In battle between good and evil, we win. Barely.
By Michael O'Sullivan
Friday, Jan. 15, 2010
Most people have some good in them, and some bad. This is one of the messages of "The Book of Eli," a hyper-violent, post-apocalyptic Western in the mold of "Mad Max" that can't make up its mind whether it wants to be corny or misanthropic.
Most movies are also a mix of good and bad. Here follows an accounting of what's right -- and what's wrong -- with the film. Call it: The Bookkeeping of "Eli."
Let's start by putting Denzel Washington in the assets column. The actor beautifully inhabits the film's titular hero, a laconic, solitary gunslinger who's also custodian of a mysterious tome, carried in his backpack as he travels a burned-out landscape populated by cannibalistic "hijackers" who will happily kill you for your water, shoes or ChapStick -- or, in Eli's case, his roadside reading material. Washington's character -- who packs heat, but thanks to an oft-mentioned shortage of bullets in the world, also wields a mean crossbow and scimitar -- is an heir to Clint Eastwood's Man With No Name. (We only learn that he's called Eli incidentally, and late in the game.) He gives the film half its cool.
In the supporting cast, Gary Oldman makes a great villain, tearing into the part of Carnegie, the corrupt, small-town boss who also wants Eli's book for his personal library, with obvious, scene-stealing relish. Mila Kunis, on the other hand, is disappointingly lightweight as Solara, the forgettable damsel-in-distress who falls in with Eli, and mostly slows him, and the movie, down. Let's call that one a wash.
Another plus is the film's gorgeous look. Directed by brothers Albert and Allen Hughes ("From Hell"), "Eli" has a bleached-out, sepia palette that's drained of almost every color but the occasional blood-red splatter, underscoring the corpse-like pallor and violence of the world it depicts.
In the debits column: That darn book, for starters.
What's in it? I can't say outright, but the script by Gary Whitta drops heavy-handed hints in the buildup to the big reveal, starting with Carnegie's reason for coveting it. It's not so much a book, he explains, but a "weapon," whose words will give him power over the hearts and minds of his subjects. Some even say its teachings may have contributed to the conflict leading up to the giant "flash" 31 years ago that almost destroyed the planet. Why is Eli so hellbent on protecting this controversial volume? A disembodied voice told him to. (What, no burning bush?)
If you don't start to get some idea of what Eli's carrying -- and why it's so precious -- well before the movie makes it explicit, you're just not paying attention. When the film finally gives it away, though, it's almost a letdown. Not to mention something of a moral conundrum. Is any book -- even one that many believe holds the power to save the world -- worth sacrificing your own soul? Given the trail of dead bodies that Eli leaves in his wake, you might wonder whether he's all that different from Carnegie.

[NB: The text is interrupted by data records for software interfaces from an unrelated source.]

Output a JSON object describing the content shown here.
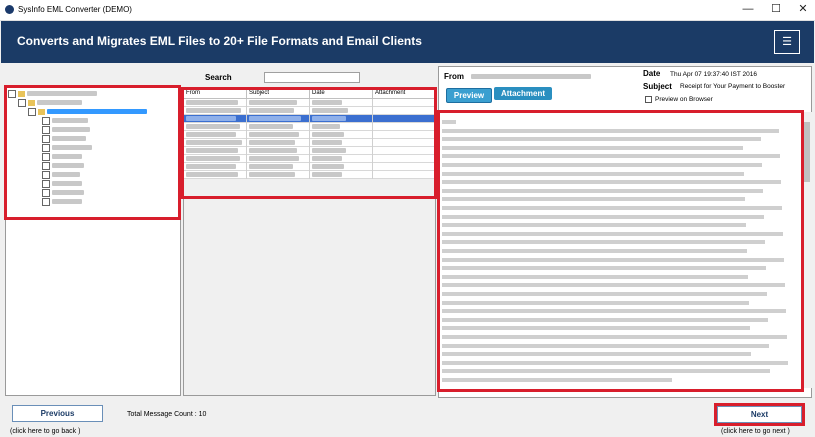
{
  "window": {
    "title": "SysInfo EML Converter (DEMO)",
    "minimize": "—",
    "maximize": "☐",
    "close": "✕"
  },
  "header": {
    "title": "Converts and Migrates EML Files to 20+ File Formats and Email Clients",
    "menu_icon": "☰"
  },
  "search": {
    "label": "Search",
    "value": ""
  },
  "grid": {
    "columns": [
      "From",
      "Subject",
      "Date",
      "Attachment"
    ],
    "row_count": 10,
    "selected_row": 2
  },
  "preview": {
    "from_label": "From",
    "from_value": "",
    "date_label": "Date",
    "date_value": "Thu Apr 07 19:37:40 IST 2016",
    "subject_label": "Subject",
    "subject_value": "Receipt for Your Payment to Booster",
    "preview_tab": "Preview",
    "attachment_tab": "Attachment",
    "browser_checkbox_label": "Preview on Browser"
  },
  "footer": {
    "previous_label": "Previous",
    "previous_hint": "(click here to  go back )",
    "message_count_label": "Total Message Count : 10",
    "next_label": "Next",
    "next_hint": "(click here to  go next )"
  },
  "colors": {
    "header_bg": "#1b3b66",
    "tab_bg": "#2a8fc0",
    "highlight": "#d81e2c"
  }
}
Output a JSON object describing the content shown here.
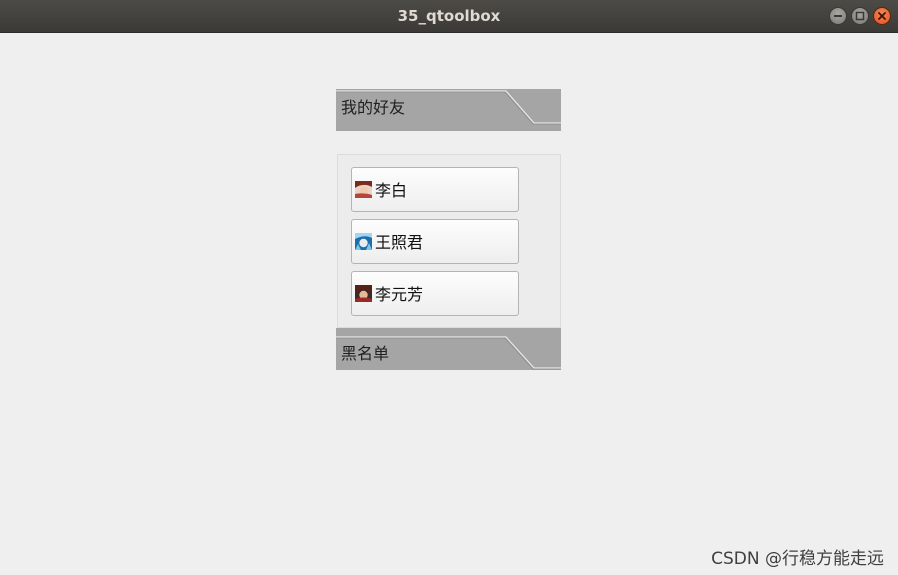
{
  "window": {
    "title": "35_qtoolbox",
    "controls": [
      "minimize-icon",
      "maximize-icon",
      "close-icon"
    ]
  },
  "toolbox": {
    "pages": [
      {
        "label": "我的好友",
        "expanded": true,
        "items": [
          {
            "name": "李白",
            "icon": "avatar-li-bai"
          },
          {
            "name": "王照君",
            "icon": "avatar-wang-zhaojun"
          },
          {
            "name": "李元芳",
            "icon": "avatar-li-yuanfang"
          }
        ]
      },
      {
        "label": "黑名单",
        "expanded": false,
        "items": []
      }
    ]
  },
  "watermark": "CSDN @行稳方能走远",
  "colors": {
    "titlebar": "#3f3e3a",
    "background": "#efefef",
    "tab_header": "#a6a6a6",
    "close_button": "#e95420"
  }
}
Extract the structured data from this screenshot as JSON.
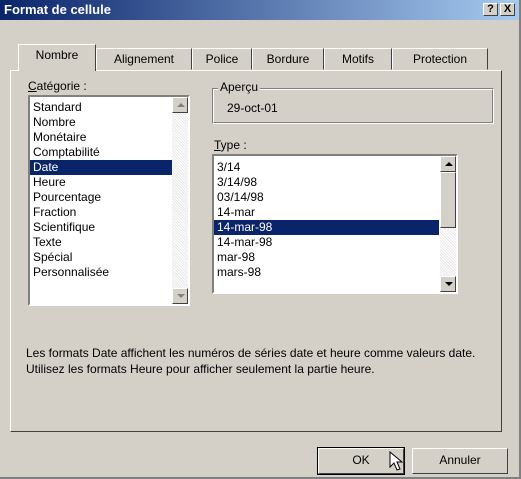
{
  "window": {
    "title": "Format de cellule",
    "help_button": "?",
    "close_button": "X"
  },
  "tabs": [
    {
      "label": "Nombre",
      "active": true
    },
    {
      "label": "Alignement",
      "active": false
    },
    {
      "label": "Police",
      "active": false
    },
    {
      "label": "Bordure",
      "active": false
    },
    {
      "label": "Motifs",
      "active": false
    },
    {
      "label": "Protection",
      "active": false
    }
  ],
  "category": {
    "label_underline": "C",
    "label_rest": "atégorie :",
    "items": [
      "Standard",
      "Nombre",
      "Monétaire",
      "Comptabilité",
      "Date",
      "Heure",
      "Pourcentage",
      "Fraction",
      "Scientifique",
      "Texte",
      "Spécial",
      "Personnalisée"
    ],
    "selected": "Date"
  },
  "preview": {
    "title": "Aperçu",
    "value": "29-oct-01"
  },
  "type": {
    "label_underline": "T",
    "label_rest": "ype :",
    "items": [
      "3/14",
      "3/14/98",
      "03/14/98",
      "14-mar",
      "14-mar-98",
      "14-mar-98",
      "mar-98",
      "mars-98"
    ],
    "selected_index": 4
  },
  "description": "Les formats Date affichent les numéros de séries date et heure comme valeurs date. Utilisez les formats Heure pour afficher seulement la partie heure.",
  "buttons": {
    "ok": "OK",
    "cancel": "Annuler"
  },
  "colors": {
    "selection": "#0a246a",
    "face": "#d4d0c8",
    "title_start": "#0a246a",
    "title_end": "#a6caf0"
  }
}
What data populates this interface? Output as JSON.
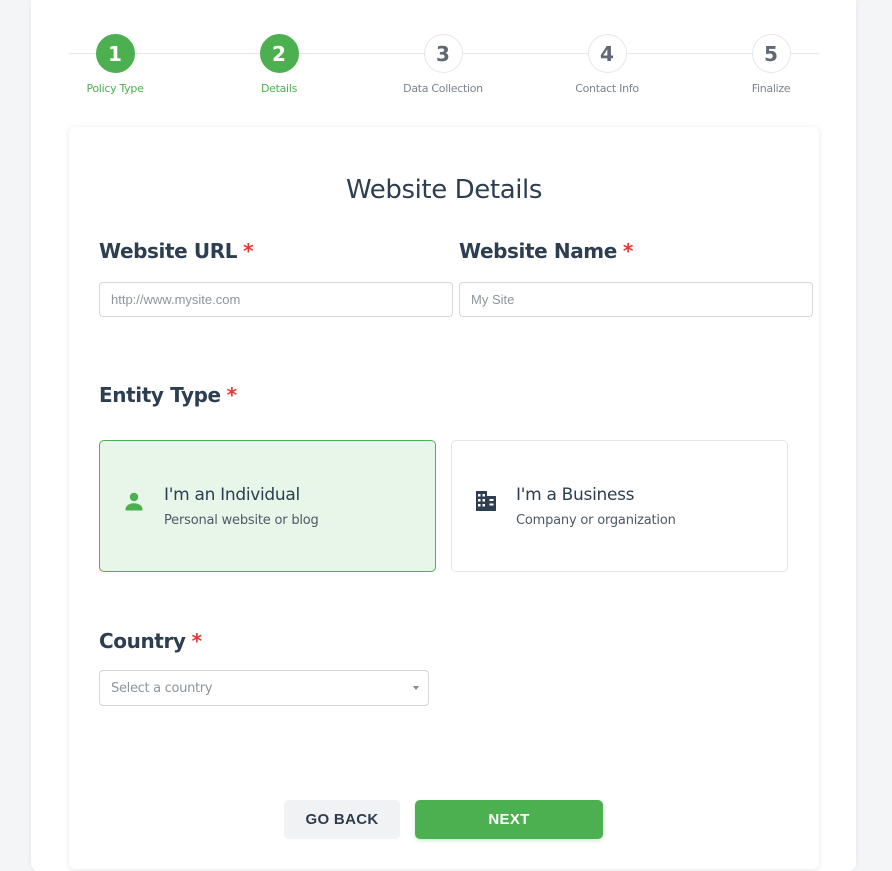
{
  "stepper": {
    "steps": [
      {
        "number": "1",
        "label": "Policy Type",
        "state": "complete"
      },
      {
        "number": "2",
        "label": "Details",
        "state": "current"
      },
      {
        "number": "3",
        "label": "Data Collection",
        "state": "upcoming"
      },
      {
        "number": "4",
        "label": "Contact Info",
        "state": "upcoming"
      },
      {
        "number": "5",
        "label": "Finalize",
        "state": "upcoming"
      }
    ]
  },
  "form": {
    "title": "Website Details",
    "required_marker": "*",
    "website_url": {
      "label": "Website URL",
      "placeholder": "http://www.mysite.com",
      "value": ""
    },
    "website_name": {
      "label": "Website Name",
      "placeholder": "My Site",
      "value": ""
    },
    "entity_type": {
      "label": "Entity Type",
      "selected": "individual",
      "options": [
        {
          "id": "individual",
          "title": "I'm an Individual",
          "subtitle": "Personal website or blog",
          "icon": "person-icon"
        },
        {
          "id": "business",
          "title": "I'm a Business",
          "subtitle": "Company or organization",
          "icon": "building-icon"
        }
      ]
    },
    "country": {
      "label": "Country",
      "placeholder": "Select a country",
      "value": ""
    }
  },
  "actions": {
    "back_label": "GO BACK",
    "next_label": "NEXT"
  },
  "colors": {
    "accent": "#4caf50",
    "selected_bg": "#e8f5e9",
    "required": "#e53935",
    "text": "#2c3e50"
  }
}
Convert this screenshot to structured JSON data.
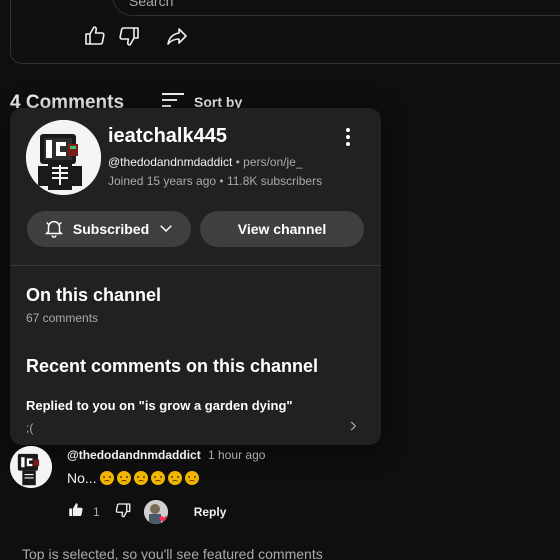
{
  "top": {
    "search_placeholder": "Search"
  },
  "comments_header": {
    "count_label": "4 Comments",
    "sort_label": "Sort by"
  },
  "popup": {
    "channel_name": "ieatchalk445",
    "handle": "@thedodandnmdaddict",
    "handle_extra": "• pers/on/je_",
    "meta": "Joined 15 years ago • 11.8K subscribers",
    "subscribed_label": "Subscribed",
    "view_channel_label": "View channel",
    "on_channel_title": "On this channel",
    "on_channel_count": "67 comments",
    "recent_title": "Recent comments on this channel",
    "replied_text": "Replied to you on \"is grow a garden dying\"",
    "reply_snippet": ";("
  },
  "comment": {
    "author": "@thedodandnmdaddict",
    "time": "1 hour ago",
    "text": "No...",
    "emoji_count": 6,
    "likes": "1",
    "reply_label": "Reply"
  },
  "footer": {
    "note": "Top is selected, so you'll see featured comments"
  },
  "icons": [
    "like-icon",
    "dislike-icon",
    "share-icon",
    "sort-icon",
    "more-vert-icon",
    "bell-icon",
    "chevron-down-icon",
    "chevron-right-icon",
    "heart-icon"
  ],
  "colors": {
    "background": "#0f0f0f",
    "card": "#212121",
    "button": "#3f3f3f",
    "heart": "#ff2d55"
  }
}
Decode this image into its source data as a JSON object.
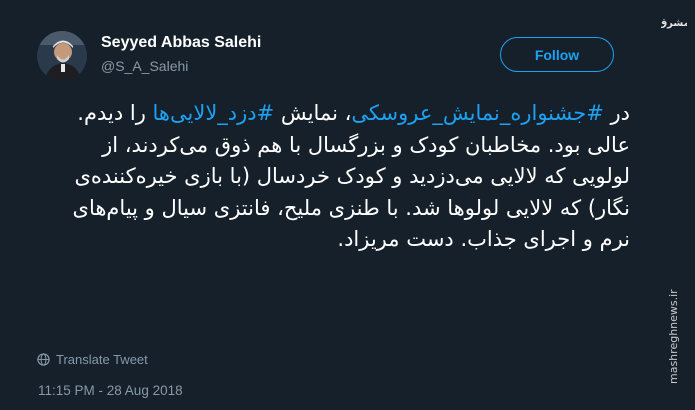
{
  "user": {
    "name": "Seyyed Abbas Salehi",
    "handle": "@S_A_Salehi"
  },
  "follow_button": {
    "label": "Follow"
  },
  "tweet": {
    "t1": "در ",
    "h1": "#جشنواره_نمایش_عروسکی",
    "t2": "، نمایش ",
    "h2": "#دزد_لالایی‌ها",
    "t3": " را دیدم. عالی بود. مخاطبان کودک و بزرگسال با هم ذوق می‌کردند، از لولویی که لالایی می‌دزدید و کودک خردسال (با بازی خیره‌کننده‌ی نگار) که  لالایی لولوها شد. با طنزی ملیح، فانتزی سیال و پیام‌های نرم و اجرای جذاب. دست مریزاد."
  },
  "translate_label": "Translate Tweet",
  "timestamp": "11:15 PM - 28 Aug 2018",
  "watermark": {
    "logo_text": "مشرق",
    "url_text": "mashreghnews.ir"
  },
  "colors": {
    "background": "#15202b",
    "accent": "#1da1f2",
    "muted_text": "#8899a6",
    "primary_text": "#ffffff"
  },
  "icons": {
    "translate": "globe-icon",
    "avatar": "profile-photo"
  }
}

The film culminates in a battle worthy of Sam Peckinpah. Holed up in a farmhouse on the side of good are Eli, Solara and a hapless old couple named -- here comes the corny part -- George and Martha (Michael Gambon and Frances de la Tour). On the misanthropic side: Carnegie and a small army of mercenaries equipped with enough machine guns and rocket launchers to turn the farmhouse to toothpicks. So much for the shortage of bullets.
That showdown between the righteous and the very, very wrong-teous is not, however, the end of the movie. There's actually a twist coming, worthy of O. Henry. It's more than a little satisfying and just about makes up for all the handsome, portentous nonsense that came before, putting "The Book of Eli" barely, if not squarely, in the black ink.
At area theaters. Contains brutal violence and frequent obscenity. 118 minutes.